[App and web page records]
********************

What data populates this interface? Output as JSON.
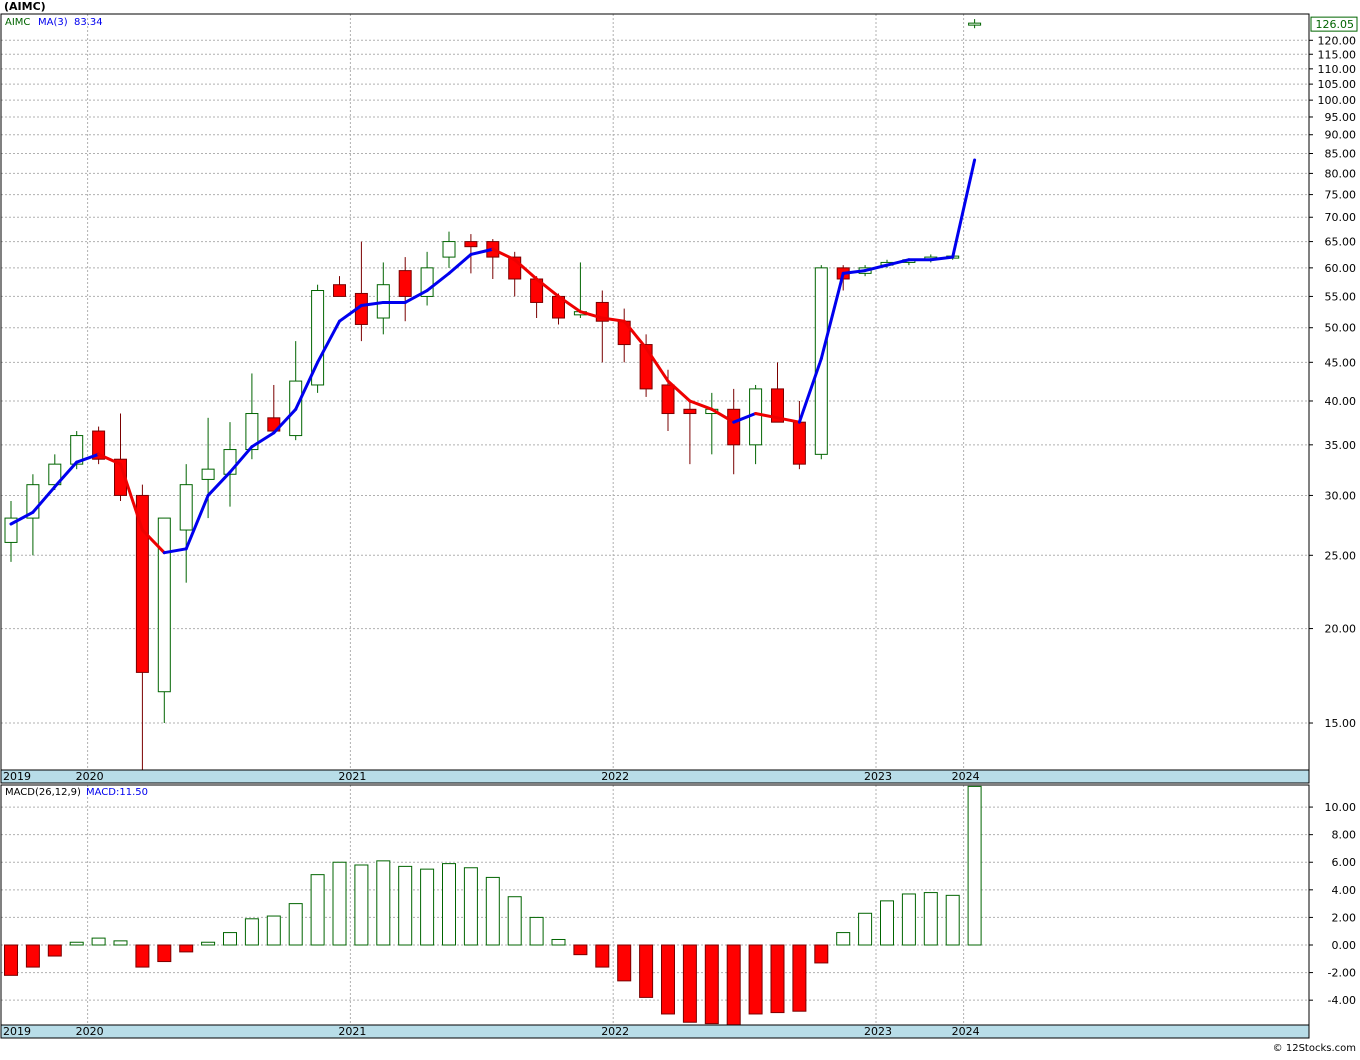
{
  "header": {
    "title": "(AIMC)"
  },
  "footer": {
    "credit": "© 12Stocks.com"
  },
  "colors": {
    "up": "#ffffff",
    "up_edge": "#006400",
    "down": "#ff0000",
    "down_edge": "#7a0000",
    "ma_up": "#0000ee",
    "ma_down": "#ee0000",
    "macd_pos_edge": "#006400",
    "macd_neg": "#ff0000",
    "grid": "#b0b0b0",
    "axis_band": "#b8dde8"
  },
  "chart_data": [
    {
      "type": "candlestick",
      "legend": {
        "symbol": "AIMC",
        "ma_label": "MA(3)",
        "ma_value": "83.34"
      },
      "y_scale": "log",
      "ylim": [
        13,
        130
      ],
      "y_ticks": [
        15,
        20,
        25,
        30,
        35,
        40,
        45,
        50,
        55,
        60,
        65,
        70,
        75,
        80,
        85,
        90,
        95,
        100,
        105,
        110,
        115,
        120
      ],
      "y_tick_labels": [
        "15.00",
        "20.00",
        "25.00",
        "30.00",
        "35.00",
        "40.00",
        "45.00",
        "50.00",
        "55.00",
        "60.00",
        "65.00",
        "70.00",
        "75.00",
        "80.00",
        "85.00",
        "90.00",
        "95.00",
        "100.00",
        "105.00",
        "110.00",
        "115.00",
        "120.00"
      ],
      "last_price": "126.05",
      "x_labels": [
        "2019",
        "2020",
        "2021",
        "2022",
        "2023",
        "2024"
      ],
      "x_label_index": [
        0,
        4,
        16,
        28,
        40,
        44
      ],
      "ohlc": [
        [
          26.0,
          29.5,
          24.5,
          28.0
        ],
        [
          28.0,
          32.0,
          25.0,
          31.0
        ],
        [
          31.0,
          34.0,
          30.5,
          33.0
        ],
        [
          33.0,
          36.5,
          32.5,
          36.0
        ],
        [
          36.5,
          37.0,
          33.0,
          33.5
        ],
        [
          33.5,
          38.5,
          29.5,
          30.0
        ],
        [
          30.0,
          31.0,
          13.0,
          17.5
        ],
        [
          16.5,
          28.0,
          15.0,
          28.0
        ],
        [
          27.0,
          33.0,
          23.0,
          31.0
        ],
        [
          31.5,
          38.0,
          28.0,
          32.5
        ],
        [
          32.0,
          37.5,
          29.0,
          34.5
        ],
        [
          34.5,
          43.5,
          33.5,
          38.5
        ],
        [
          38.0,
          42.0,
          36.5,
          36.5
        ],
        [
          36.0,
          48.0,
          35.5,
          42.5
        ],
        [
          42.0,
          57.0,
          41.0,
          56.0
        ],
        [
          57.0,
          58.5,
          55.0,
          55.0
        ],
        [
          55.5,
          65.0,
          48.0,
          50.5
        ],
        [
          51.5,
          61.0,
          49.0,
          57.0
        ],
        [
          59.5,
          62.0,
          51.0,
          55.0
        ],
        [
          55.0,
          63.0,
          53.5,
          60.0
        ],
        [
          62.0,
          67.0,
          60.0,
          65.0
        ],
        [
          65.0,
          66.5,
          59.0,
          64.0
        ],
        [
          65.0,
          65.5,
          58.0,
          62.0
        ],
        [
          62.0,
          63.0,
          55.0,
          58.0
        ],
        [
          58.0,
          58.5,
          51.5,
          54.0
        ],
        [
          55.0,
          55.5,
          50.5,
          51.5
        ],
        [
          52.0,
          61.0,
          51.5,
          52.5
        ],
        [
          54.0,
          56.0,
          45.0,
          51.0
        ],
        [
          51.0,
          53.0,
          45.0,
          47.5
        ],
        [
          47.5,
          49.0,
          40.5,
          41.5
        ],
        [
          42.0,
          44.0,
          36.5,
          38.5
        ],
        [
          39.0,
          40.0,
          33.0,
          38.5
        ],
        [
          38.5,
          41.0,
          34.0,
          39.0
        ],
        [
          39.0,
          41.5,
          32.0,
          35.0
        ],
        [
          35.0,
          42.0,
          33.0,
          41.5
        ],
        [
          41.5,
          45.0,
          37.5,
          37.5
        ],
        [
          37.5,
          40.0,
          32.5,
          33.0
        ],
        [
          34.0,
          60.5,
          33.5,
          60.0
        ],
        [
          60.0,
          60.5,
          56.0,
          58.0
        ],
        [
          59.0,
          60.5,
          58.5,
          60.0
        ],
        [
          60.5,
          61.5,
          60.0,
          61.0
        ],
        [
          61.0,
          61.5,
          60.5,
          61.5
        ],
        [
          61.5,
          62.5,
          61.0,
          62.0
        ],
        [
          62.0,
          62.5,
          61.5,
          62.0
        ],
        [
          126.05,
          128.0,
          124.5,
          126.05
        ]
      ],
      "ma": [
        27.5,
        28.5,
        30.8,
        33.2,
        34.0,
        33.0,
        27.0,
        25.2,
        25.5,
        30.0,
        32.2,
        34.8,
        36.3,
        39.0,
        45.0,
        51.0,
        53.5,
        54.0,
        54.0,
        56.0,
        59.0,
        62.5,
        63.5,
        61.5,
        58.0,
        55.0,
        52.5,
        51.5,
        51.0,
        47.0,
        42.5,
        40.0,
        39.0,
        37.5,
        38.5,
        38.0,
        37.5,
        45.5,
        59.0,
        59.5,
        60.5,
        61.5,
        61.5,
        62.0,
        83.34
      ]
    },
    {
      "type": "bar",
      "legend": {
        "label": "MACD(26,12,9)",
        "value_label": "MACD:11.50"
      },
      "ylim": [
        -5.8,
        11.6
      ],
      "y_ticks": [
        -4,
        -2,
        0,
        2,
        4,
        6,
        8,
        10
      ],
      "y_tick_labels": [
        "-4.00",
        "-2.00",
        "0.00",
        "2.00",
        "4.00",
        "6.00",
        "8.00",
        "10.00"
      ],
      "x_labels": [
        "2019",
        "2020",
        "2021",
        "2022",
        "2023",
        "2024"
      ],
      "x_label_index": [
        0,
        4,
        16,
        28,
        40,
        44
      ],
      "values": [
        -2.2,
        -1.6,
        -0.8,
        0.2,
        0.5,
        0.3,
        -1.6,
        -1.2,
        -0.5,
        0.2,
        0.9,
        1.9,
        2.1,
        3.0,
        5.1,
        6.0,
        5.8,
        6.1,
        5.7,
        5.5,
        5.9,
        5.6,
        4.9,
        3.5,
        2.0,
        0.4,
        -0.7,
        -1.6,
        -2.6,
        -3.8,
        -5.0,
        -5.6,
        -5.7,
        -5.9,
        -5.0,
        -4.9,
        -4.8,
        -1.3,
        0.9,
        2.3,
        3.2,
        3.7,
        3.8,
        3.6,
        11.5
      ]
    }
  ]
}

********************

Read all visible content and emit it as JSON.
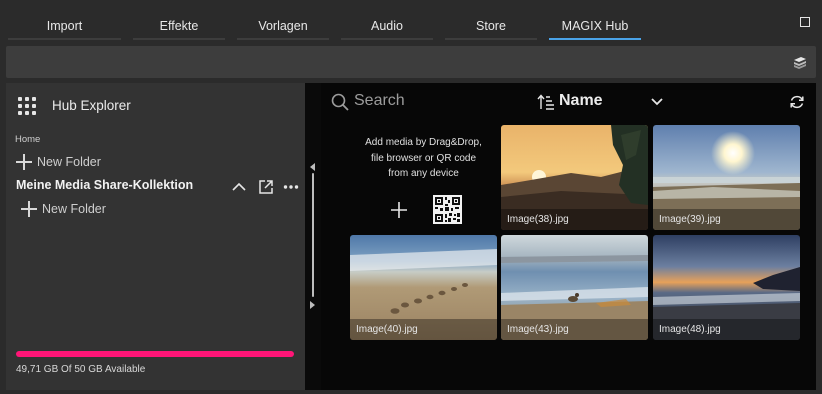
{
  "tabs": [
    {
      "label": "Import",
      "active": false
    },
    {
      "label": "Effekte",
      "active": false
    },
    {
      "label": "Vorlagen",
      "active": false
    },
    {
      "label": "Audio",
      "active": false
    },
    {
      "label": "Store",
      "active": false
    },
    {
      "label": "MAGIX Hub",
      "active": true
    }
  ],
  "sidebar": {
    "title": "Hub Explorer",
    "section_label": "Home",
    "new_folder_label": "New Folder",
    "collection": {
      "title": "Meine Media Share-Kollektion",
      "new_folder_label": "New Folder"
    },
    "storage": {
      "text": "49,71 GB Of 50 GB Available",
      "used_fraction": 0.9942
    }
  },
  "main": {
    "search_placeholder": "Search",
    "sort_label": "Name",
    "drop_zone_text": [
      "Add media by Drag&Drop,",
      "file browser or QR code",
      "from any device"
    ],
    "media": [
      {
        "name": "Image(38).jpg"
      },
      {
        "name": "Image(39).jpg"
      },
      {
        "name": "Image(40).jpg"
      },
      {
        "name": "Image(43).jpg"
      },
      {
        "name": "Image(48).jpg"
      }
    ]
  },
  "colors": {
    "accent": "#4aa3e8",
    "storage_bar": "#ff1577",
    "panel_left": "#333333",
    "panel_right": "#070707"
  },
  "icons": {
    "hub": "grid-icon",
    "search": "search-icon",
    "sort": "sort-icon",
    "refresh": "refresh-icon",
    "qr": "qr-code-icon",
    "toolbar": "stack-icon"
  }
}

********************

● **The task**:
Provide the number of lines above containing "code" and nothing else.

● **Response for this exercise**:
2